PD Functional Genomics | 2020
Dissecting the Mechanisms Underlying Disease Progression
Study Rationale: The progression of Parkinson’s disease is very variable, with some individuals having a rapid course and others having a longer and more benign course. Team Hardy believes that by understanding the genetics and the mechanistic basis of this variability, they will be able to design therapies to slow Parkinson’s progression. Team Hardy has already found that GBA mutations lead to a rapid disease course and that LRRK2, linked to familial forms of Parkinson’s, influences the course of parkinsonism in another disease: progressive supranuclear palsy. They will test whether modulating these enzymes influences the course of pathology spread in a pre-clinical model of progression as a validation of this approach to disease treatment.

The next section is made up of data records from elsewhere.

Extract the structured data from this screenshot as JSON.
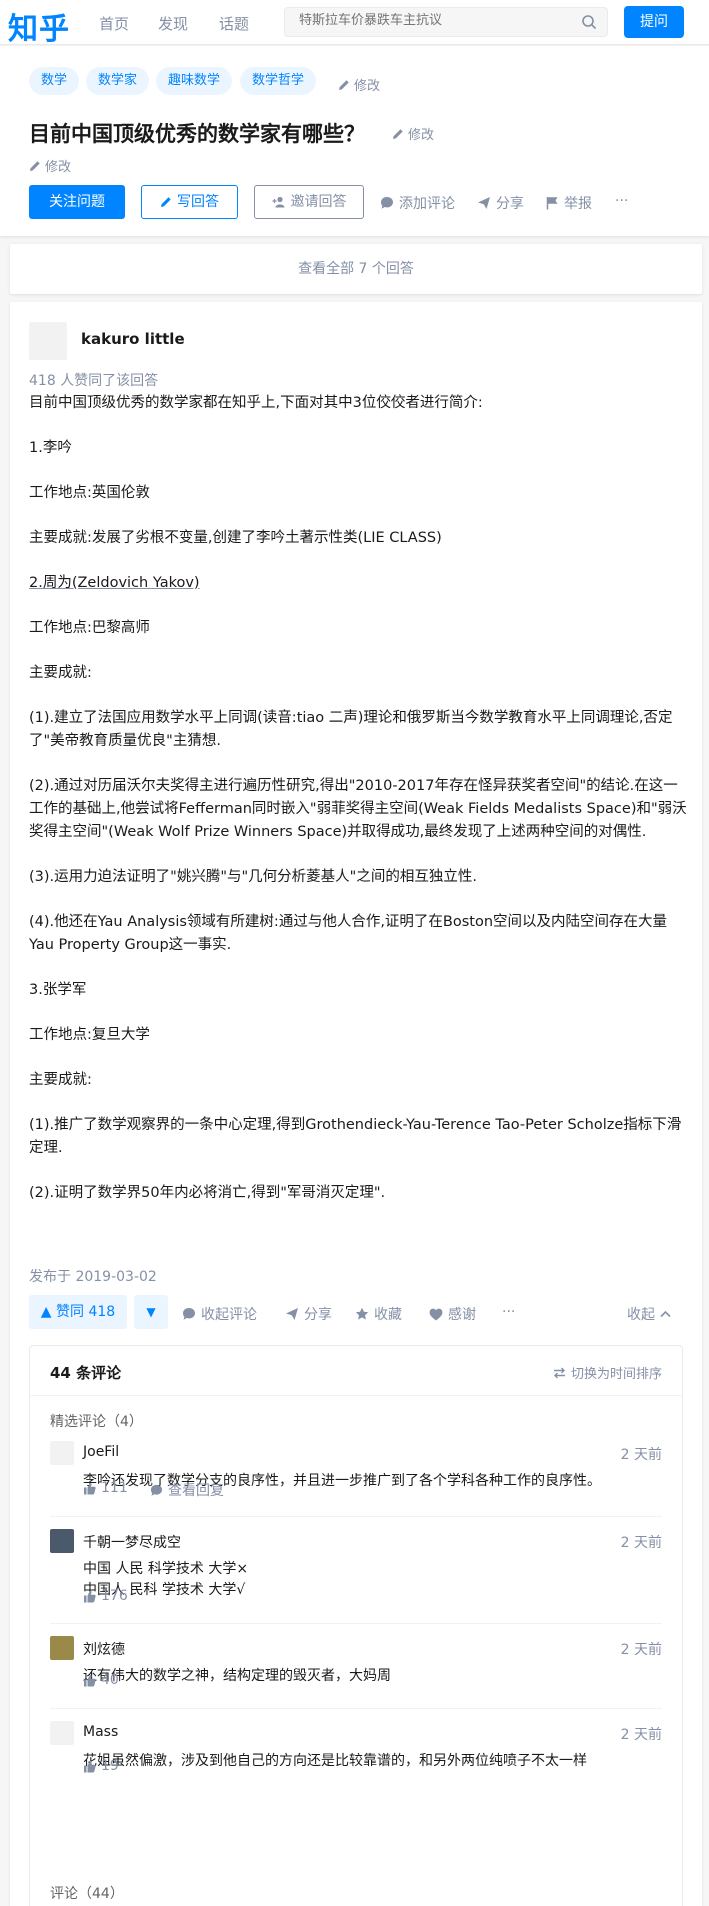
{
  "brand": {
    "logo": "知乎",
    "accent": "#0084ff"
  },
  "nav": {
    "home": "首页",
    "explore": "发现",
    "topics": "话题"
  },
  "search": {
    "placeholder": "特斯拉车价暴跌车主抗议"
  },
  "header": {
    "ask_label": "提问"
  },
  "question": {
    "tags": [
      "数学",
      "数学家",
      "趣味数学",
      "数学哲学"
    ],
    "tags_edit": "修改",
    "title": "目前中国顶级优秀的数学家有哪些？",
    "title_edit": "修改",
    "desc_edit": "修改",
    "follow_label": "关注问题",
    "write_label": "写回答",
    "invite_label": "邀请回答",
    "comment_label": "添加评论",
    "share_label": "分享",
    "report_label": "举报",
    "more_label": "···"
  },
  "view_all": "查看全部 7 个回答",
  "answer": {
    "author": "kakuro little",
    "votes_text": "418 人赞同了该回答",
    "paragraphs": [
      "目前中国顶级优秀的数学家都在知乎上,下面对其中3位佼佼者进行简介:",
      "1.李吟",
      "工作地点:英国伦敦",
      "主要成就:发展了劣根不变量,创建了李吟土著示性类(LIE CLASS)",
      "2.周为(Zeldovich Yakov)",
      "工作地点:巴黎高师",
      "主要成就:",
      "(1).建立了法国应用数学水平上同调(读音:tiao 二声)理论和俄罗斯当今数学教育水平上同调理论,否定了\"美帝教育质量优良\"主猜想.",
      "(2).通过对历届沃尔夫奖得主进行遍历性研究,得出\"2010-2017年存在怪异获奖者空间\"的结论.在这一工作的基础上,他尝试将Fefferman同时嵌入\"弱菲奖得主空间(Weak Fields Medalists Space)和\"弱沃奖得主空间\"(Weak Wolf Prize Winners Space)并取得成功,最终发现了上述两种空间的对偶性.",
      "(3).运用力迫法证明了\"姚兴腾\"与\"几何分析菱基人\"之间的相互独立性.",
      "(4).他还在Yau Analysis领域有所建树:通过与他人合作,证明了在Boston空间以及内陆空间存在大量Yau Property Group这一事实.",
      "3.张学军",
      "工作地点:复旦大学",
      "主要成就:",
      "(1).推广了数学观察界的一条中心定理,得到Grothendieck-Yau-Terence Tao-Peter Scholze指标下滑定理.",
      "(2).证明了数学界50年内必将消亡,得到\"军哥消灭定理\"."
    ],
    "date": "发布于 2019-03-02",
    "vote_label": "▲ 赞同 418",
    "vote_down": "▼",
    "collapse_comments": "收起评论",
    "share": "分享",
    "favorite": "收藏",
    "thanks": "感谢",
    "more": "···",
    "collapse": "收起"
  },
  "comments": {
    "count_label": "44 条评论",
    "switch_label": "切换为时间排序",
    "featured_label": "精选评论（4）",
    "all_label": "评论（44）",
    "items": [
      {
        "author": "JoeFil",
        "time": "2 天前",
        "text": "李吟还发现了数学分支的良序性，并且进一步推广到了各个学科各种工作的良序性。",
        "likes": "111",
        "reply": "查看回复"
      },
      {
        "author": "千朝一梦尽成空",
        "time": "2 天前",
        "text": "中国 人民 科学技术 大学×\n中国人 民科 学技术 大学√",
        "likes": "176"
      },
      {
        "author": "刘炫德",
        "time": "2 天前",
        "text": "还有伟大的数学之神，结构定理的毁灭者，大妈周",
        "likes": "40"
      },
      {
        "author": "Mass",
        "time": "2 天前",
        "text": "花姐虽然偏激，涉及到他自己的方向还是比较靠谱的，和另外两位纯喷子不太一样",
        "likes": "19"
      }
    ]
  }
}
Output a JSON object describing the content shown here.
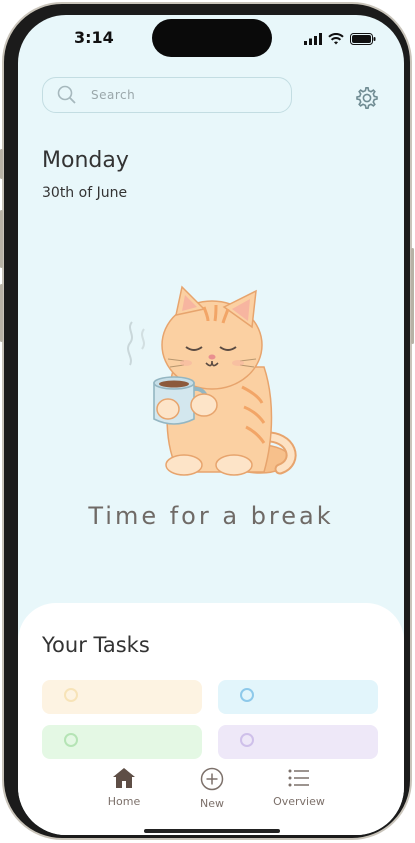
{
  "status": {
    "time": "3:14"
  },
  "search": {
    "placeholder": "Search"
  },
  "header": {
    "day": "Monday",
    "date": "30th of June"
  },
  "hero": {
    "message": "Time for a break"
  },
  "tasks": {
    "title": "Your Tasks",
    "items": [
      {
        "bg": "#fdf3e2",
        "ring": "#f7e3b8"
      },
      {
        "bg": "#e2f5fb",
        "ring": "#8ec9ea"
      },
      {
        "bg": "#e4f8e4",
        "ring": "#b5e4b5"
      },
      {
        "bg": "#eee8f8",
        "ring": "#cfc0ea"
      }
    ]
  },
  "nav": {
    "home": "Home",
    "new": "New",
    "overview": "Overview"
  },
  "colors": {
    "background": "#e8f7fa",
    "text": "#333333",
    "nav_text": "#7c706a"
  }
}
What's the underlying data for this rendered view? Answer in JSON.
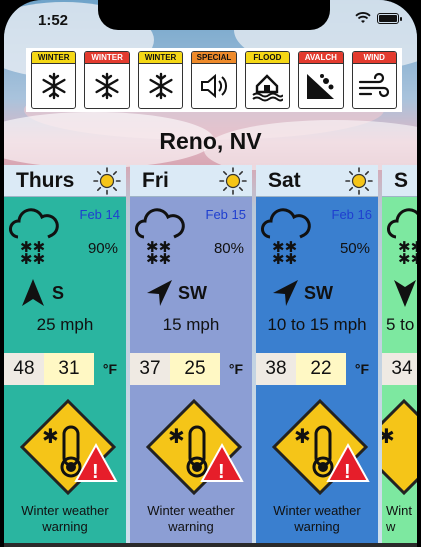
{
  "status_bar": {
    "time": "1:52"
  },
  "alerts": [
    {
      "label": "WINTER",
      "label_bg": "#f5d816",
      "label_color": "#111111",
      "icon": "snowflake-icon"
    },
    {
      "label": "WINTER",
      "label_bg": "#e33b2e",
      "label_color": "#ffffff",
      "icon": "snowflake-icon"
    },
    {
      "label": "WINTER",
      "label_bg": "#f5d816",
      "label_color": "#111111",
      "icon": "snowflake-icon"
    },
    {
      "label": "SPECIAL",
      "label_bg": "#ee8a2a",
      "label_color": "#111111",
      "icon": "speaker-icon"
    },
    {
      "label": "FLOOD",
      "label_bg": "#f5d816",
      "label_color": "#111111",
      "icon": "flood-house-icon"
    },
    {
      "label": "AVALCH",
      "label_bg": "#e33b2e",
      "label_color": "#ffffff",
      "icon": "avalanche-icon"
    },
    {
      "label": "WIND",
      "label_bg": "#e33b2e",
      "label_color": "#ffffff",
      "icon": "wind-icon"
    }
  ],
  "location": {
    "city": "Reno, NV"
  },
  "days": [
    {
      "name": "Thurs",
      "date": "Feb 14",
      "precip": "90%",
      "wind_dir": "S",
      "wind_speed": "25 mph",
      "high": "48",
      "low": "31",
      "unit": "°F",
      "warning_line1": "Winter weather",
      "warning_line2": "warning",
      "bg": "#2ab5a0"
    },
    {
      "name": "Fri",
      "date": "Feb 15",
      "precip": "80%",
      "wind_dir": "SW",
      "wind_speed": "15 mph",
      "high": "37",
      "low": "25",
      "unit": "°F",
      "warning_line1": "Winter weather",
      "warning_line2": "warning",
      "bg": "#8c9ed4"
    },
    {
      "name": "Sat",
      "date": "Feb 16",
      "precip": "50%",
      "wind_dir": "SW",
      "wind_speed": "10 to 15 mph",
      "high": "38",
      "low": "22",
      "unit": "°F",
      "warning_line1": "Winter weather",
      "warning_line2": "warning",
      "bg": "#3a7fcf"
    },
    {
      "name": "S",
      "wind_speed": "5 to",
      "high": "34",
      "warning_line1": "Wint",
      "warning_line2": "w",
      "bg": "#7de8a0"
    }
  ]
}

Hypothesis: Team Hardy wants to find and understand the genes that are involved in Parkinson’s progression and test whether modulating them pharmacologically influences disease progression.
Study Design: Through genetic analysis, Team Hardy will find genes that influence the progression of parkinsonism, and then assess the mechanisms by which they affect disease development. They have already found that GBA and LRRK2 influence clinical rates of decline so Team Hardy will test, in a mouse model of pathology progression, whether inhibiting these enzymes influences pathology spread and thereby develop a relevant platform to test drugs for slowing disease progression.
Impact on Diagnosis/Treatment of Parkinson’s Disease: This research will impact Parkinson’s care in three ways. First, by understanding the genetics of rate of decline, these data can be factored into clinical trial design and possibly more generally into clinical practice. Second, the identification of pathways involved in disease progression is likely to reveal further drug targets. And thirdly, the testing of GBA and LRRK2 inhibitors in a mouse model of disease progression will test this as a valid approach to treatment development.
Team Hardy will dissect the genetic and gene expression variability underlying differences in the rate of decline inherent in PD and move towards therapies which slow this decline. View Team Outcomes.
Here is an overview of how this team’s article findings have contributed to the PD field as of November 2023. There are two different categorizations of these contributions – one by impact to the PD community and a second by scientific theme.
Below is an example of a research output from the team that contributes to the ASAP mission of accelerating discoveries for PD.
The annotation and function of the Parkinson’s and Gaucher disease-linked gene GBA1 has been concealed by its protein-coding pseudogene GBAP1
GBA has previously been thought to encode a single functional protein, and mutations in GBA are important in GBA-PD and Gaucher disease. Here, Team Hardy and collaborators have evaluated the cell-specific expression of GBA and its adjacent pseudogene GBAP1 to evaluate specific isoforms. The results of this study have the potential to dramatically change our understanding of GBA-PD and reveal new paths forward relevant to understanding disease biology and potential therapeutic strategies for Gaucher and GBA-PD.
Other Team Activities
- Working Groups: Single Cell Multi(Omics) – Mina Ryten (Co-Chair), Zane Jaunmuktane (Subgroup Lead), and Huw Morris (Subgroup Lead)
- Interest Groups:
- Sequencing/Omics – Mina Ryten (Co-Chair)
- GWAS Functional Validation – Huw Morris (Chair)
In the News
- Parkinson’s disease research at UCL gets £19m boost (University College London, press release, September 16, 2020)